**Data records**
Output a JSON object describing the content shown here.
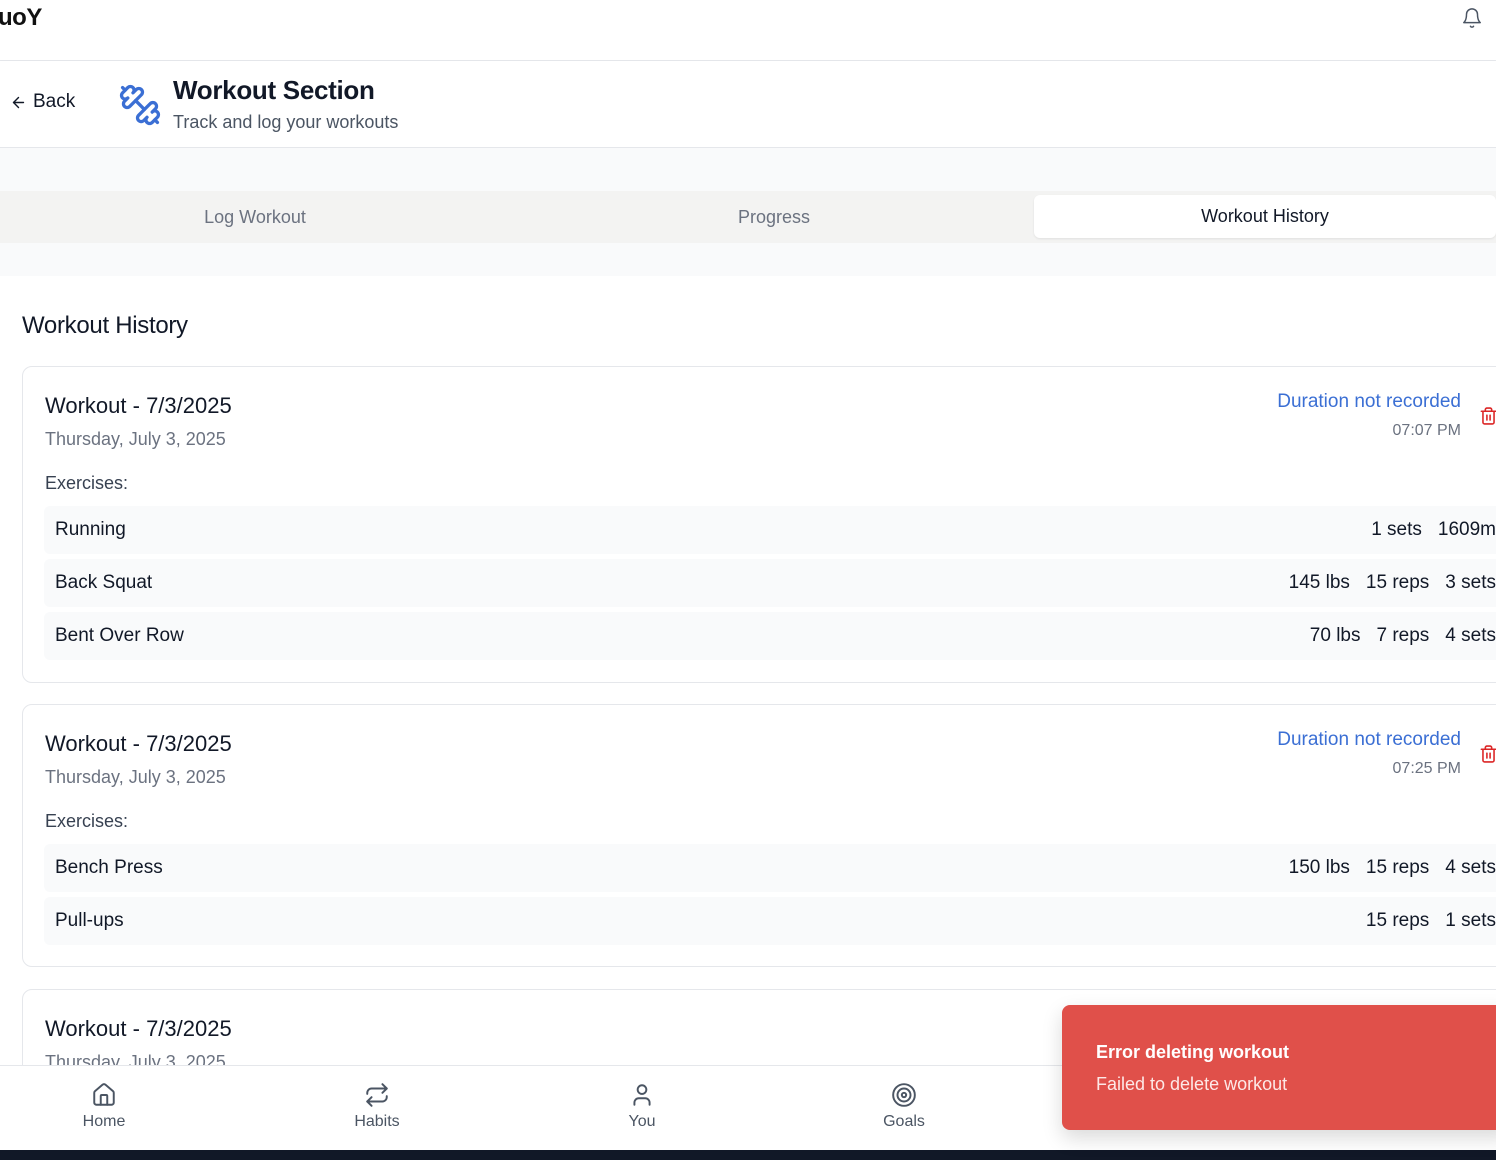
{
  "app": {
    "brand": "uoY"
  },
  "header": {
    "back_label": "Back",
    "title": "Workout Section",
    "subtitle": "Track and log your workouts"
  },
  "tabs": [
    {
      "label": "Log Workout",
      "active": false
    },
    {
      "label": "Progress",
      "active": false
    },
    {
      "label": "Workout History",
      "active": true
    }
  ],
  "history": {
    "title": "Workout History",
    "exercises_label": "Exercises:",
    "workouts": [
      {
        "title": "Workout - 7/3/2025",
        "date": "Thursday, July 3, 2025",
        "duration": "Duration not recorded",
        "time": "07:07 PM",
        "exercises": [
          {
            "name": "Running",
            "stats": [
              "1 sets",
              "1609m"
            ]
          },
          {
            "name": "Back Squat",
            "stats": [
              "145 lbs",
              "15 reps",
              "3 sets"
            ]
          },
          {
            "name": "Bent Over Row",
            "stats": [
              "70 lbs",
              "7 reps",
              "4 sets"
            ]
          }
        ]
      },
      {
        "title": "Workout - 7/3/2025",
        "date": "Thursday, July 3, 2025",
        "duration": "Duration not recorded",
        "time": "07:25 PM",
        "exercises": [
          {
            "name": "Bench Press",
            "stats": [
              "150 lbs",
              "15 reps",
              "4 sets"
            ]
          },
          {
            "name": "Pull-ups",
            "stats": [
              "15 reps",
              "1 sets"
            ]
          }
        ]
      },
      {
        "title": "Workout - 7/3/2025",
        "date": "Thursday, July 3, 2025"
      }
    ]
  },
  "bottom_nav": [
    {
      "label": "Home",
      "icon": "home-icon"
    },
    {
      "label": "Habits",
      "icon": "repeat-icon"
    },
    {
      "label": "You",
      "icon": "user-icon"
    },
    {
      "label": "Goals",
      "icon": "target-icon"
    }
  ],
  "toast": {
    "title": "Error deleting workout",
    "message": "Failed to delete workout",
    "color": "#e0504a"
  },
  "colors": {
    "accent": "#3b6fd4",
    "danger": "#dc2626"
  }
}
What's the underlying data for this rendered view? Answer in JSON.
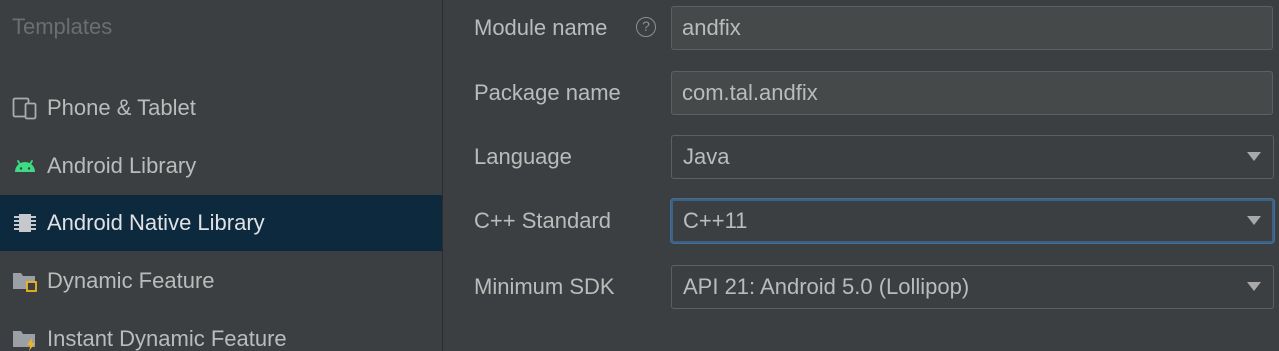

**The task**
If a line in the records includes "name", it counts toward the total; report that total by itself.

**Your response**
5